[Your assignment] Write out all of the data without omission, exactly as shown.

[Provided records]
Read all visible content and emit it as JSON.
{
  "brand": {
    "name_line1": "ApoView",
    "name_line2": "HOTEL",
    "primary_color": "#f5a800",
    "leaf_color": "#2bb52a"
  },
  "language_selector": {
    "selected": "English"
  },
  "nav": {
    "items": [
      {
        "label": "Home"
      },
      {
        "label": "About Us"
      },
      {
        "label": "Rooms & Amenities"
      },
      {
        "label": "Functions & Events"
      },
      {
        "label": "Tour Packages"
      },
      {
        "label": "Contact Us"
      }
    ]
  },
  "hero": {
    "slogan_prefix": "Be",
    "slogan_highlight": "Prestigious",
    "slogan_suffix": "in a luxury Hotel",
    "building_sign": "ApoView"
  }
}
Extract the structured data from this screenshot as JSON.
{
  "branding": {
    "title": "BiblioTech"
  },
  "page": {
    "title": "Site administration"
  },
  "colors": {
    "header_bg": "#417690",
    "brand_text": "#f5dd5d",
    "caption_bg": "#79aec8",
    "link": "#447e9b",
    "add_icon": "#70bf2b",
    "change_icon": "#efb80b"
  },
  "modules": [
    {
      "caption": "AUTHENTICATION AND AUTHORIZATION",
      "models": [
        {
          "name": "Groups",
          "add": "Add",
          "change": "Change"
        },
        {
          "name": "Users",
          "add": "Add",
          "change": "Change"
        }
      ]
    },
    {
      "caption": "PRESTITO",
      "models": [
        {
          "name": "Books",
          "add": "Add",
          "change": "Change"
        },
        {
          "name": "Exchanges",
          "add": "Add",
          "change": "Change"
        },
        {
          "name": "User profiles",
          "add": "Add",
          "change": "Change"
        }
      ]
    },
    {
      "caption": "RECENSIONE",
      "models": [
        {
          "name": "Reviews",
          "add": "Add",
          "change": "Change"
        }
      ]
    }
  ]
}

[Written response]
Read all visible content and emit it as JSON.
{
  "brand": {
    "name_line1": "ApoView",
    "name_line2": "HOTEL",
    "primary_color": "#f5a800",
    "leaf_color": "#2bb52a"
  },
  "language_selector": {
    "selected": "English"
  },
  "nav": {
    "items": [
      {
        "label": "Home"
      },
      {
        "label": "About Us"
      },
      {
        "label": "Rooms & Amenities"
      },
      {
        "label": "Functions & Events"
      },
      {
        "label": "Tour Packages"
      },
      {
        "label": "Contact Us"
      }
    ]
  },
  "hero": {
    "slogan_prefix": "Be",
    "slogan_highlight": "Prestigious",
    "slogan_suffix": "in a luxury Hotel",
    "building_sign": "ApoView"
  }
}
Extract the structured data from this screenshot as JSON.
{
  "branding": {
    "title": "BiblioTech"
  },
  "page": {
    "title": "Site administration"
  },
  "colors": {
    "header_bg": "#417690",
    "brand_text": "#f5dd5d",
    "caption_bg": "#79aec8",
    "link": "#447e9b",
    "add_icon": "#70bf2b",
    "change_icon": "#efb80b"
  },
  "modules": [
    {
      "caption": "AUTHENTICATION AND AUTHORIZATION",
      "models": [
        {
          "name": "Groups",
          "add": "Add",
          "change": "Change"
        },
        {
          "name": "Users",
          "add": "Add",
          "change": "Change"
        }
      ]
    },
    {
      "caption": "PRESTITO",
      "models": [
        {
          "name": "Books",
          "add": "Add",
          "change": "Change"
        },
        {
          "name": "Exchanges",
          "add": "Add",
          "change": "Change"
        },
        {
          "name": "User profiles",
          "add": "Add",
          "change": "Change"
        }
      ]
    },
    {
      "caption": "RECENSIONE",
      "models": [
        {
          "name": "Reviews",
          "add": "Add",
          "change": "Change"
        }
      ]
    }
  ]
}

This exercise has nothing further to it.